Updated: July 23, 2014 6:41AM
I called 911.
It was rush hour on Tuesday on Lake Shore Drive.
I’d just rounded the curve, northbound, by Oak Street Beach and noticed a heavy presence of Chicago Police officers on bikes and in cars. And, if I’m not mistaken, on ATVs.
The beach was throbbing with people on this warm summer day.
Then, all of a sudden, I saw a pack of young people racing into traffic.
Against the backdrop of flashing CPD blue lights by the North Avenue Beach house, I’d estimate 20 to 30 young men and women were running through the North Avenue/La Salle exit.
Remember, this was rush hour.
Traffic was slower than normal but moving. Motorists on the Drive are not prepared for a wilding of young people weaving on foot in between their vehicles.

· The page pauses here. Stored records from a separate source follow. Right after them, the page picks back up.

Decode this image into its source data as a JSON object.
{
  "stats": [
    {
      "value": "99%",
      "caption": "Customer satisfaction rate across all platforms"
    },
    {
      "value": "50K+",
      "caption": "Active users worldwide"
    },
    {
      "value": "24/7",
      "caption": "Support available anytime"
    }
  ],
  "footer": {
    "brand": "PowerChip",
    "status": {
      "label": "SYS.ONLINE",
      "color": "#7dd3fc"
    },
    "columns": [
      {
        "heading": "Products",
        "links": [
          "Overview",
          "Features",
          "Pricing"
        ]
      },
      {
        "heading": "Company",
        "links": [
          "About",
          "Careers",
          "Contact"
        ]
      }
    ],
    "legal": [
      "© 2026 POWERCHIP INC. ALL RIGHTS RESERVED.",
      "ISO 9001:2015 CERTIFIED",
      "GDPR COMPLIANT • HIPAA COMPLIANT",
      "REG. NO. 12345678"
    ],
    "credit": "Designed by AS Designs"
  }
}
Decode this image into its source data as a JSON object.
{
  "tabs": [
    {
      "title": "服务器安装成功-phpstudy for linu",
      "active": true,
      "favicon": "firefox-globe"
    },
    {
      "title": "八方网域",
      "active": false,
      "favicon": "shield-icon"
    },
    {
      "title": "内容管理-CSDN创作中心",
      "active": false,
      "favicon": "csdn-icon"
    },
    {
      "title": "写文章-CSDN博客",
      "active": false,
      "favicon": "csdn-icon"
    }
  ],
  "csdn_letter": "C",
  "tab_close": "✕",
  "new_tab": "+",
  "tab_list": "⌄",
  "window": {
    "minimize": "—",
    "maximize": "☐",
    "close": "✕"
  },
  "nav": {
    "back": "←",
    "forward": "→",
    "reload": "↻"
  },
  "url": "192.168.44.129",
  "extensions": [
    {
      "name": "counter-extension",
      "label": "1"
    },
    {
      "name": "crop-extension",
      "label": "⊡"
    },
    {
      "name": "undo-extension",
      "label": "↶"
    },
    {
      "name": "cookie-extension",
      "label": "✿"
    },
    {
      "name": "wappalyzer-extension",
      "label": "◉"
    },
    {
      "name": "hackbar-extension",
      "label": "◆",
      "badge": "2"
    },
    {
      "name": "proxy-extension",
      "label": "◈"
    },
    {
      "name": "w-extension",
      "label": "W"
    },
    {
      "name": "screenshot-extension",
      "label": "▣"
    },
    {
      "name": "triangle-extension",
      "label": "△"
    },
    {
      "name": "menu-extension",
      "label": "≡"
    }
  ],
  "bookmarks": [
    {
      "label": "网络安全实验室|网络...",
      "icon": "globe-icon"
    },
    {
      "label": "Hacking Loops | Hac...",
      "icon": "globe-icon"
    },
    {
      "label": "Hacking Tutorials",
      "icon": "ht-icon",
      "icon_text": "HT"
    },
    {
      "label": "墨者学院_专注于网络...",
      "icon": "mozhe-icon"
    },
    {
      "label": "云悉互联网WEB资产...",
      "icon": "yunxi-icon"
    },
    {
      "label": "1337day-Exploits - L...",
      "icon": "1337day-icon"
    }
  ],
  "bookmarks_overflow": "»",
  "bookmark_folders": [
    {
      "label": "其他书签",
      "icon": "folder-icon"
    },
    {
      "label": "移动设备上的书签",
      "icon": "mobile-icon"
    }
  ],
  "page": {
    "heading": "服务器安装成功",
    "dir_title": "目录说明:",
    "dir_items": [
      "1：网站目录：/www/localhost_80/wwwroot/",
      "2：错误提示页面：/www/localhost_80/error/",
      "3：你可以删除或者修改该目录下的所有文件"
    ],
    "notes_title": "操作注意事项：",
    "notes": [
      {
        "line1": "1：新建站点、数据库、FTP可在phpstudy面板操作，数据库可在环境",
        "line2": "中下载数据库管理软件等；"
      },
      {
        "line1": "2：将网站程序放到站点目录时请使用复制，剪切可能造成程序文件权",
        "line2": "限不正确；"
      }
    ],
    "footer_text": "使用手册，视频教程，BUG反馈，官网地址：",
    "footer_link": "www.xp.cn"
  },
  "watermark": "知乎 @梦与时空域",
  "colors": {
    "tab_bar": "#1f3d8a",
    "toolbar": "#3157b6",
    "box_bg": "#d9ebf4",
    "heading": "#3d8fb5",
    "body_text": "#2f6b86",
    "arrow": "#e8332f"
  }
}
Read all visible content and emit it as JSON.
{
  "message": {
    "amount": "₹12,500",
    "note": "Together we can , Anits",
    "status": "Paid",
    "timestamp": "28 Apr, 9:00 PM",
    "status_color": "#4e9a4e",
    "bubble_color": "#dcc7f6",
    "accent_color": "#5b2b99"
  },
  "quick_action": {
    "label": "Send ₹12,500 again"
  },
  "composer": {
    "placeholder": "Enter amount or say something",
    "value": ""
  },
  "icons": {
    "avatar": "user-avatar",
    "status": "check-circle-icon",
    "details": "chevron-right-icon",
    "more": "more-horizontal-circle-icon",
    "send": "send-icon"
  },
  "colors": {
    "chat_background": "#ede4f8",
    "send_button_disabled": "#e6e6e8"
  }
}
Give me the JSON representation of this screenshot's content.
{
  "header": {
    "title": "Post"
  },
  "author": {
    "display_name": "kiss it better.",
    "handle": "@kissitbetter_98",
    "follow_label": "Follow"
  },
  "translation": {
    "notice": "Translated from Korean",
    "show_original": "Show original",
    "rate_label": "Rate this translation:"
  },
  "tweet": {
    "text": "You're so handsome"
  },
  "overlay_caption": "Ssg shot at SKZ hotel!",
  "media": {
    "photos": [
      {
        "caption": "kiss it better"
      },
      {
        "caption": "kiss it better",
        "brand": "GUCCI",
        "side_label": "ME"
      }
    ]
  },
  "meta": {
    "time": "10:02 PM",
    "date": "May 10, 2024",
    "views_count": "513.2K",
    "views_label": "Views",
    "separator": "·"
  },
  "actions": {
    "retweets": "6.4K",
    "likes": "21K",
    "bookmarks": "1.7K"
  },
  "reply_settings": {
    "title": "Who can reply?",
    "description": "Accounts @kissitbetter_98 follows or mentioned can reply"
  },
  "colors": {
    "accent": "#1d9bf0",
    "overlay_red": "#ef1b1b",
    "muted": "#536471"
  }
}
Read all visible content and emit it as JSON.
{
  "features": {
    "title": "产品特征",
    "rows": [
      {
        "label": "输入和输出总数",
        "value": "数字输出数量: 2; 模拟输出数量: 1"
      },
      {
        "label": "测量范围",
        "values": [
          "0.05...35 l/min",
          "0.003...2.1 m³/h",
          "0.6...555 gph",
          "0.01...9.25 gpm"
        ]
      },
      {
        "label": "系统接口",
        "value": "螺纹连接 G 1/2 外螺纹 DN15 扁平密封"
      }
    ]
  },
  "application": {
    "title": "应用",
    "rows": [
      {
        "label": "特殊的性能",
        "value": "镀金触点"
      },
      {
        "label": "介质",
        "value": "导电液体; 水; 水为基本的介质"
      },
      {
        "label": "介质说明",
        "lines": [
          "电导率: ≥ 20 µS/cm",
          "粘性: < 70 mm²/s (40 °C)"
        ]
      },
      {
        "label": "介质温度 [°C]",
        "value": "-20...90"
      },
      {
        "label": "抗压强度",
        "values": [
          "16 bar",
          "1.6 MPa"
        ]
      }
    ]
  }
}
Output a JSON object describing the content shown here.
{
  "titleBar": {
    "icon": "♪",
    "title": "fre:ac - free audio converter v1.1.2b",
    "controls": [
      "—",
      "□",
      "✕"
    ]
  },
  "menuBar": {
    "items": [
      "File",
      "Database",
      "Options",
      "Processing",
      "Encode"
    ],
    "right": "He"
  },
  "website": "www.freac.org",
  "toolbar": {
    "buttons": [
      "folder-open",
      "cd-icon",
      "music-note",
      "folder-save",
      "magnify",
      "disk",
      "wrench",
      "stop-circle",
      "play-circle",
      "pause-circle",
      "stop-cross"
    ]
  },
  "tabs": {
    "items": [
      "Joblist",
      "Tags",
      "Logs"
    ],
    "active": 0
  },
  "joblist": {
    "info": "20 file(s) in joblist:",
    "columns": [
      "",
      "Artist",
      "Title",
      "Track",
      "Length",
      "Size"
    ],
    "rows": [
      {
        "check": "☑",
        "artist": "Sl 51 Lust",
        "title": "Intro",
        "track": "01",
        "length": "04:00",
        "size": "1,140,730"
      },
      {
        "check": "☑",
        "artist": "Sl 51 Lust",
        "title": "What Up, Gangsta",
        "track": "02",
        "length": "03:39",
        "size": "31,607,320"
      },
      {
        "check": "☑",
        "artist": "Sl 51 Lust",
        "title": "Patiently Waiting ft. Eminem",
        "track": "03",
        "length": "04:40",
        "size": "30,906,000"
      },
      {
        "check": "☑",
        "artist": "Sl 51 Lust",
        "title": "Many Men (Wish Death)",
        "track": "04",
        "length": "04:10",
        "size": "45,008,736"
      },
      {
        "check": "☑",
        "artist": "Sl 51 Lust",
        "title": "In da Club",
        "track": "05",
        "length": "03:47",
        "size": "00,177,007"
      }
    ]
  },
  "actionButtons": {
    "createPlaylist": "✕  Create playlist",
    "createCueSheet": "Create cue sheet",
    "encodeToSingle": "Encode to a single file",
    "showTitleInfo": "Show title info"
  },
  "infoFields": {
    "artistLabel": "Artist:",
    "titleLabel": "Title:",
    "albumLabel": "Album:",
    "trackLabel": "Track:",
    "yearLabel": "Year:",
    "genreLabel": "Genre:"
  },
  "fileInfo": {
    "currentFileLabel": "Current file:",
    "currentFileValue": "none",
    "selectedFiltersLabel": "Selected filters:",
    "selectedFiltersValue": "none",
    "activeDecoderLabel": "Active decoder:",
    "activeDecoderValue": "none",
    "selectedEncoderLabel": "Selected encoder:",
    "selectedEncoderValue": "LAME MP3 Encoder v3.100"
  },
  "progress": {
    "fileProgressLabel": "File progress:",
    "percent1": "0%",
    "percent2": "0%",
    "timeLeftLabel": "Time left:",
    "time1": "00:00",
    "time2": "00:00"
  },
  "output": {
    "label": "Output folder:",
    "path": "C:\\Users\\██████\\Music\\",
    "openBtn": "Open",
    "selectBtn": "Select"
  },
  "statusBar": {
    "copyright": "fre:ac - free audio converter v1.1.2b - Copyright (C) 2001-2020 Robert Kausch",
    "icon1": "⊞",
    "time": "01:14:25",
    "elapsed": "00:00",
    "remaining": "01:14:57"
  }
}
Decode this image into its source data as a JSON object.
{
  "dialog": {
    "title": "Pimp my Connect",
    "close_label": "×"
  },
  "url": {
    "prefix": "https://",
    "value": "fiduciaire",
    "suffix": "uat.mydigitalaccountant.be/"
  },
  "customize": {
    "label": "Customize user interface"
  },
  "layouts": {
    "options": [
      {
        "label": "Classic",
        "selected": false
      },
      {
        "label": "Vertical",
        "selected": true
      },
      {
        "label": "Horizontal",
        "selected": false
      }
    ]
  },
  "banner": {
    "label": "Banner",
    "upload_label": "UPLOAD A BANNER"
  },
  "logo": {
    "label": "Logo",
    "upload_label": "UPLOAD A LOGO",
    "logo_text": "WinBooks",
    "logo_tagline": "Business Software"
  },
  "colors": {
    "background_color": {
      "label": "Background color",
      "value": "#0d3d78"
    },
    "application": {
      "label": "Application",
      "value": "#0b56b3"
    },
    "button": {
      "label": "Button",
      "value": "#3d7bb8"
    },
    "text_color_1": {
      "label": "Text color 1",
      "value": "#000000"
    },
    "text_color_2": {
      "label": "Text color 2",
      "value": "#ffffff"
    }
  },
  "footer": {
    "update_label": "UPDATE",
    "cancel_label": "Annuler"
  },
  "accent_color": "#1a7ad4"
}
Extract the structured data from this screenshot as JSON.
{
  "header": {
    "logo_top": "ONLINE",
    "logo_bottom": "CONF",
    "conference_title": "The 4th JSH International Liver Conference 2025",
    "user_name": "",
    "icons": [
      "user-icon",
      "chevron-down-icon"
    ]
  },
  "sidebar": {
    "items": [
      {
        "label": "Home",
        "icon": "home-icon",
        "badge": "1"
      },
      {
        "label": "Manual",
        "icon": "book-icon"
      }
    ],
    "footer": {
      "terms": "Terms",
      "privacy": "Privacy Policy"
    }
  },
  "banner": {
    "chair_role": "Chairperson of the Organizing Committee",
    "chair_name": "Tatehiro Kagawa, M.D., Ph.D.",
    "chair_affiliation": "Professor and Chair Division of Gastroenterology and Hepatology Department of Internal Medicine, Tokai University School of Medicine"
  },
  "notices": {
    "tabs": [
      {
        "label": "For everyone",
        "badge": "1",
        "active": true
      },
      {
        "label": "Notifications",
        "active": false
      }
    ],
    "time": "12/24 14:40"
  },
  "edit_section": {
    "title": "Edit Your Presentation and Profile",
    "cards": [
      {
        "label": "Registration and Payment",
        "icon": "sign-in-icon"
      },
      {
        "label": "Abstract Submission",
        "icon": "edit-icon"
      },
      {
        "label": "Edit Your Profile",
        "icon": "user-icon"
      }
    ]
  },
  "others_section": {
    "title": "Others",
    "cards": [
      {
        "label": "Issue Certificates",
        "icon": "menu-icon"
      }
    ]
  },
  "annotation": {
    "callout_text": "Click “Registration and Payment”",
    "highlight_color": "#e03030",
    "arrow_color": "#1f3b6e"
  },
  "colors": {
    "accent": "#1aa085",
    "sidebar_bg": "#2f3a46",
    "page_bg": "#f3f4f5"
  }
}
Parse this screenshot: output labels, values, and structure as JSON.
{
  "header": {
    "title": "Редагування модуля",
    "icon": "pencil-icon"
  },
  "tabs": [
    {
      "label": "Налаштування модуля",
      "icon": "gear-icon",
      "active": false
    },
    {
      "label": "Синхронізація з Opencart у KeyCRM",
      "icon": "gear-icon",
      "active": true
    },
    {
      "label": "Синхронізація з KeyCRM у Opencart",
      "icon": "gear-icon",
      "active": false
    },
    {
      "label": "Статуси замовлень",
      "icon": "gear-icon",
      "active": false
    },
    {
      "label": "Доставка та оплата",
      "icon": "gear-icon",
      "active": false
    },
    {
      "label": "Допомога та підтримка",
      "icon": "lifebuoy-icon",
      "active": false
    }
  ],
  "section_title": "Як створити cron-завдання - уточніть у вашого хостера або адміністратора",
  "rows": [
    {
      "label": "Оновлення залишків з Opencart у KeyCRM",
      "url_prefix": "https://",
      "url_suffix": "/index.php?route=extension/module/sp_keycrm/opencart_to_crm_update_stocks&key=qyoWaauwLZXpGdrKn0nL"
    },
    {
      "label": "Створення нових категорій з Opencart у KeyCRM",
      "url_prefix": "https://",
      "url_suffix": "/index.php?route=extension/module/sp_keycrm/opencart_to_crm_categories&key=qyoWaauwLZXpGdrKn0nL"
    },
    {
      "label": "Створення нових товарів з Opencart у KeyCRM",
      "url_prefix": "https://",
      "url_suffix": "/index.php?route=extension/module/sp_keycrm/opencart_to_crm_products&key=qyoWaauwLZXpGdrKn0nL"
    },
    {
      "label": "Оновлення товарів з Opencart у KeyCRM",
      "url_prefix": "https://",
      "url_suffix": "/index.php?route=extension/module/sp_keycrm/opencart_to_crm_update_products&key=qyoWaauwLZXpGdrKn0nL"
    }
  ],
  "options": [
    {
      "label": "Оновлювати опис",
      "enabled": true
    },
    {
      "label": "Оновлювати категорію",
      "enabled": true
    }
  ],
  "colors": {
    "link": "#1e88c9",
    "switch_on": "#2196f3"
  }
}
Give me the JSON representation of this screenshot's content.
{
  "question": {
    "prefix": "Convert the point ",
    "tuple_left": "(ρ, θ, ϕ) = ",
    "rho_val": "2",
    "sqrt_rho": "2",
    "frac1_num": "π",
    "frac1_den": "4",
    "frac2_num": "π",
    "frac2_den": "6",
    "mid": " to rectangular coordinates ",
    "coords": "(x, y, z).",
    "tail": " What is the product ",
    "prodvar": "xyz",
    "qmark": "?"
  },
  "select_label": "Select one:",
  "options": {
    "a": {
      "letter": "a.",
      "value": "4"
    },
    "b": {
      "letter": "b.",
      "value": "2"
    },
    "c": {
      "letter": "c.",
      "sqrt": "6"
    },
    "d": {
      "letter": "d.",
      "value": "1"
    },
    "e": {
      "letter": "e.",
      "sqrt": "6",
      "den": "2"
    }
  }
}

But there they were. Running across the northbound lanes. Jumping the barrier. Zigzagging in front of cars in the southbound lanes. And sprinting into the park.
My first instinct was to call the cops. The second was to call my news desk. And that’s what I did and in that order. Who wants to see a kid killed in traffic? Or a motorist terrorized by a kid running through traffic?
The 911 officer who answered asked for a specific description of the people I saw. Were they white, Hispanic or African American?
They were African American, I told her.
I asked myself, does race matter in this?
As a description, I think it does.
However, downtown and out on the beach, police are dealing with all kinds of racial and ethnic descriptions. Drunk white suburban kids. Black kids. And Hispanic youth. All who make their way to Oak Street and North Avenue, and often in large groups.
The description matters less than the problem of “wildings” or “flash mobs” creating a real problem that the city works hard to combat.
This particular incident was in the 18th Police District of the 43rd Ward. The alderman is Michele Smith, who makes it a practice to walk along the beach and see for herself what’s going on.
She checked and told me there were no criminal incidents connected to what I’d witnessed. The crowd had apparently quickly dispersed. And yet, I wondered, what can a city do to effectively anticipate and stop disruptions like this? Especially when they escalate beyond mere disruptions?
This month Police Supt. Garry McCarthy, acknowledging the wildings, said CPD has a strategy to deal with them akin to how it dealt with NATO protesters not long ago. The strategy is to “escort” these mobs — tail them — and attempt to ensure they cause no harm. And arrest them if they do.
CPD has an almost impossible job.
They need everybody’s eyes and ears.
Downtown and in the neighborhoods.
And rejoice if it turns out to be nothing serious at all.